Each year the National Football League’s Rules Committee reviews proposed changes by owners, players, the NFLPA, and even referees in a bid to make the game safer, fairer, and more competitive. Some changes are great, like instant replay, and others are a bust, like virtually no kickoffs being returned because the spot for kickoffs was moved up by five yards.
Here’s a look at three rules changes for the 2012 NFL season that will definitely have an impact on the overall game.
Two years ago the NFL’s Competition Committee proposed and ultimately had implemented an overtime rule that changed the fundamental way overtime has been played in the NFL for decades.
Basically, the rule states that if a team scores anything other than a touchdown on their first OT possession, then the other team has will get one possession to also score. If a touchdown is scored, however, the game is over.
We only saw a couple of instances of this rule come into last season because it was a playoffs-only rule. Well, they liked the outcome so much it’s going to be a part of the regular season and the playoffs starting in 2012.
For what it’s worth, I’m an old-school die-hard football fan and I think it’s a terrible rule. Overtime in the NFL should be “sudden death.” Score, you win. Give up a score? You lose. However, they didn’t ask for my opinion and may not have cared after they heard it. C’est la vie. I’m still watching the 2012 season. I’ll just be grumpy at times for no reason, particularly in overtime games.
This is one rule change I think all football fans are going to wind up hating, and I predict the NFL will reverse its decision in a season or two to implement this new rule.
Like all scoring plays in the NFL, now all turnovers will be automatically booth-reviewed by a league official. This is a terrible rule on many levels, and will actually serve to fundamentally change the game—for the worst.
In the past, coaches have had to make a decision when turnovers took place. That decision was whether or not to challenge the call on the field. Coaching staffs had people reviewing turnovers on replay just seconds after they happened, which frequently resulted in the coaches knowing the factual result of the turnover before the on-field call. If the refs got it right, no challenge. If they got it wrong, coaches had to plead their case and wait for the results of a booth review.

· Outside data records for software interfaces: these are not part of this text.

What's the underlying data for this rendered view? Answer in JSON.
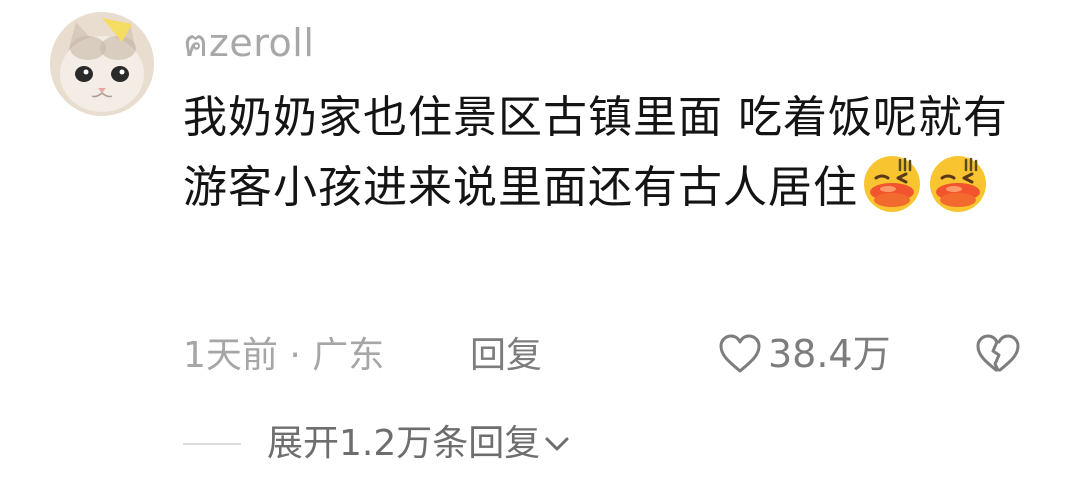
{
  "comment": {
    "avatar_icon": "cat-avatar",
    "username": "ฅzeroll",
    "text": "我奶奶家也住景区古镇里面 吃着饭呢就有游客小孩进来说里面还有古人居住",
    "emojis": [
      "duck-lips-emoji",
      "duck-lips-emoji"
    ],
    "time_location": "1天前 · 广东",
    "reply_label": "回复",
    "like_icon": "heart-outline-icon",
    "like_count": "38.4万",
    "dislike_icon": "broken-heart-icon"
  },
  "replies": {
    "expand_label": "展开1.2万条回复",
    "chevron_icon": "chevron-down-icon"
  }
}
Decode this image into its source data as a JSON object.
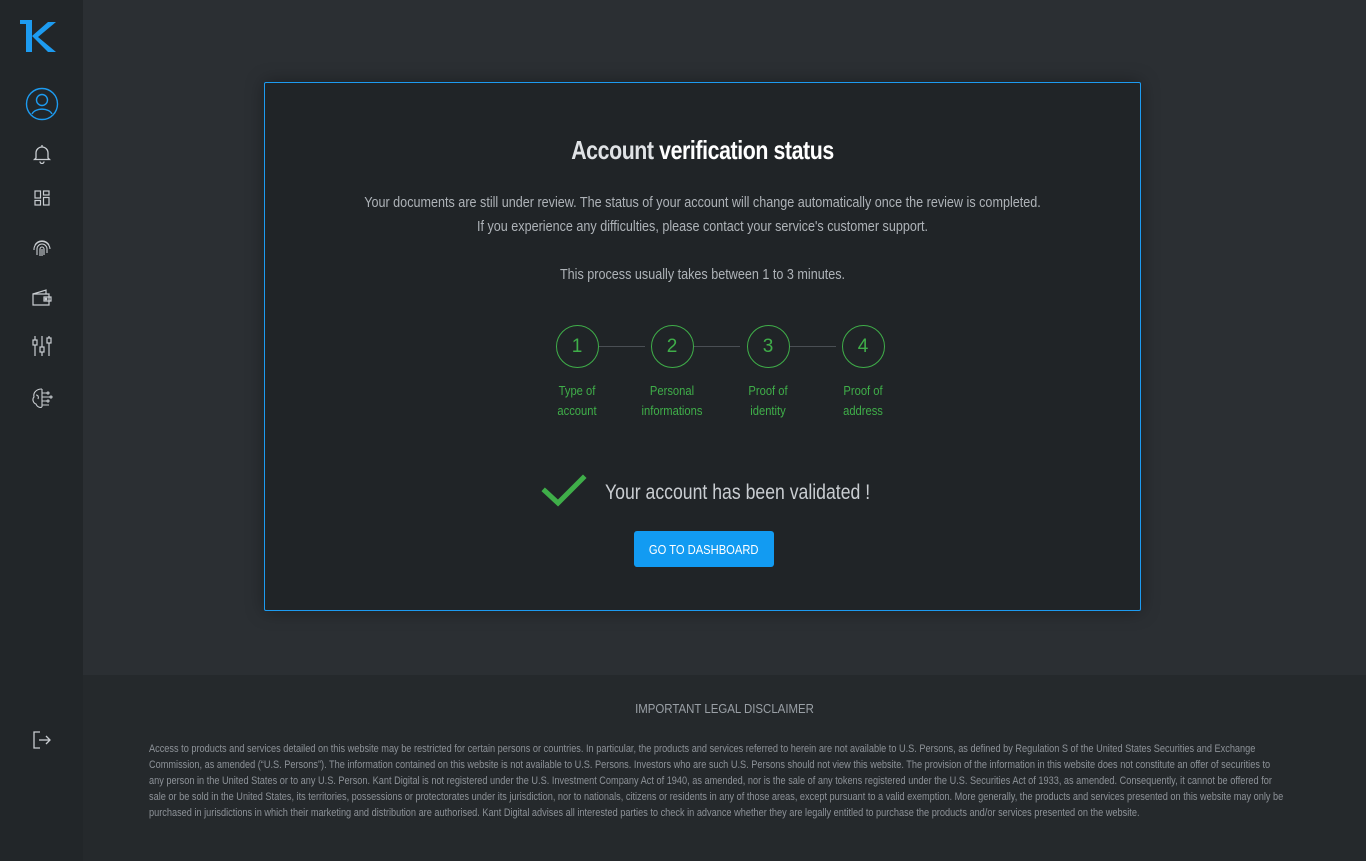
{
  "sidebar": {
    "logo_letter": "K",
    "items": [
      {
        "icon": "user-icon"
      },
      {
        "icon": "bell-icon"
      },
      {
        "icon": "dashboard-icon"
      },
      {
        "icon": "fingerprint-icon"
      },
      {
        "icon": "wallet-icon"
      },
      {
        "icon": "sliders-icon"
      },
      {
        "icon": "brain-icon"
      }
    ],
    "logout_icon": "logout-icon"
  },
  "card": {
    "title_light": "Account ",
    "title_bold": "verification status",
    "desc_line1": "Your documents are still under review. The status of your account will change automatically once the review is completed.",
    "desc_line2": "If you experience any difficulties, please contact your service's customer support.",
    "desc_line3": "This process usually takes between 1 to 3 minutes.",
    "steps": [
      {
        "number": "1",
        "label_line1": "Type of",
        "label_line2": "account"
      },
      {
        "number": "2",
        "label_line1": "Personal",
        "label_line2": "informations"
      },
      {
        "number": "3",
        "label_line1": "Proof of",
        "label_line2": "identity"
      },
      {
        "number": "4",
        "label_line1": "Proof of",
        "label_line2": "address"
      }
    ],
    "validated_text": "Your account has been validated !",
    "dashboard_button": "GO TO DASHBOARD"
  },
  "footer": {
    "disclaimer_title": "IMPORTANT LEGAL DISCLAIMER",
    "disclaimer_text": "Access to products and services detailed on this website may be restricted for certain persons or countries. In particular, the products and services referred to herein are not available to U.S. Persons, as defined by Regulation S of the United States Securities and Exchange Commission, as amended (“U.S. Persons”). The information contained on this website is not available to U.S. Persons. Investors who are such U.S. Persons should not view this website. The provision of the information in this website does not constitute an offer of securities to any person in the United States or to any U.S. Person. Kant Digital is not registered under the U.S. Investment Company Act of 1940, as amended, nor is the sale of any tokens registered under the U.S. Securities Act of 1933, as amended. Consequently, it cannot be offered for sale or be sold in the United States, its territories, possessions or protectorates under its jurisdiction, nor to nationals, citizens or residents in any of those areas, except pursuant to a valid exemption. More generally, the products and services presented on this website may only be purchased in jurisdictions in which their marketing and distribution are authorised. Kant Digital advises all interested parties to check in advance whether they are legally entitled to purchase the products and/or services presented on the website."
  },
  "colors": {
    "accent": "#1d9bf0",
    "success": "#3fae49",
    "background": "#2b2f33",
    "sidebar": "#222629"
  }
}
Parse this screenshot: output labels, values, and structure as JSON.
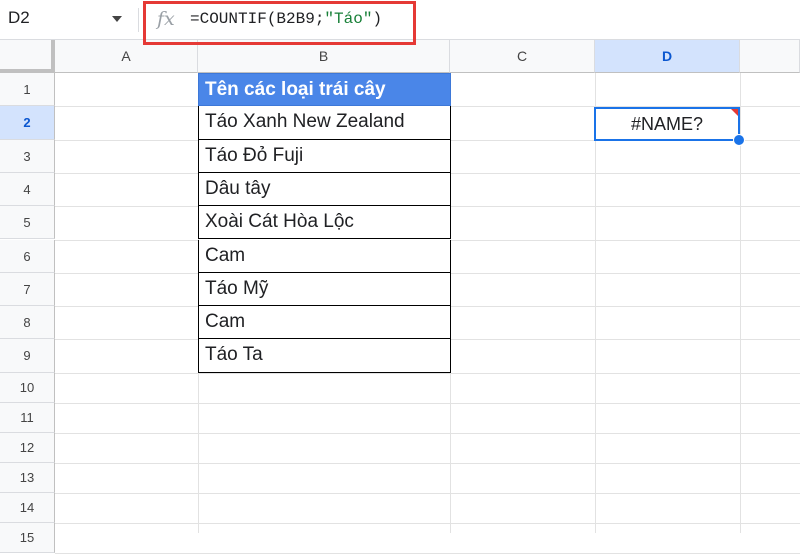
{
  "namebox": "D2",
  "formula": {
    "prefix": "=COUNTIF(B2B9;",
    "string": "\"Táo\"",
    "suffix": ")"
  },
  "columns": [
    "A",
    "B",
    "C",
    "D"
  ],
  "rows": [
    "1",
    "2",
    "3",
    "4",
    "5",
    "6",
    "7",
    "8",
    "9",
    "10",
    "11",
    "12",
    "13",
    "14",
    "15"
  ],
  "column_b": [
    "Tên các loại trái cây",
    "Táo Xanh New Zealand",
    "Táo Đỏ Fuji",
    "Dâu tây",
    "Xoài Cát Hòa Lộc",
    "Cam",
    "Táo Mỹ",
    "Cam",
    "Táo Ta"
  ],
  "d2_value": "#NAME?",
  "colors": {
    "header_fill": "#4a86e8",
    "highlight": "#e53935",
    "selection": "#1a73e8"
  }
}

An additional distraction of this rule is that some football games could potential run four hours or longer. Not that there’s anything inherently upsetting about a game that runs four hours or longer, but much of this added time will be of the unproductive sort.
This is kind of like the designated hitter rule in the American League of Major League Baseball. It takes a fair amount of coaching strategy and decision-making out of the game. The three challenges each coach gets per game have just been neutered, as reviewing turnovers was their primary use. Now, they’re pretty much relegated to in-bounds/out-of-bounds calls, where the ball is spotted after a play has been blown dead, and whether or not a pass was caught or trapped on the turn. Boring, right?
Thanks, NFL, for ruining a key component of every game, and for removing one of the most important situations for a coach to face in any game: Whether or not to challenge a turnover call. Coaches will now burn through their challenges knowing full-well any really, truly important situation, like turning the ball over on your final drive of the game to win from behind, will be made by someone “upstairs,” and we ain’t talking about the Big Guy.
See what I mean? It’s a truly unimpressive and dreadful rule change.
Too Many Men on the Field
This is a minor-but-important rule change that has a little more clout than might appear on first glance. It’s also simpler than the NFL has worded it, but have no fear, I’ll cut to the chase.
This rule adds a level of fairness to the game and fixes a loophole, if you will, that should never have been allowed to exist. This season, “too many men on the field” will be a dead-ball foul. This means the clock will stop, the five-yard penalty will be assessed, and the clock won’t start again until the ball has been snapped.
If you remember last year’s Super Bowl, then you might remember the New York Giants getting a lot of “too many men on the field” calls late in the game. Each time they did this it took a little more time off the clock as the refs would immediately start the clock after assessing the penalty. This tactic is particularly harmful to offenses who, late in the game, are tossing Hail Mary passes into the end zone to try and win. A few-seconds runoff here and there adds up to a lot when there’s only 0:52 left in the game.
Now, those same passes will start from a stopped-clock if a defense is flagged for this penalty. Defenses will no longer be incented to cheat by taking intentional penalties late in the game.
It’s a good change and definitely levels the playing field for each team in the league.
Like each previous season, we’ll get used to these new rules in a few weeks, and in the meantime we’ll discuss them to death with other football fans until we feel like we are members of the NFL’s Rules and Competition Committees.
What do you think about these new NFL rules for the 2012 season?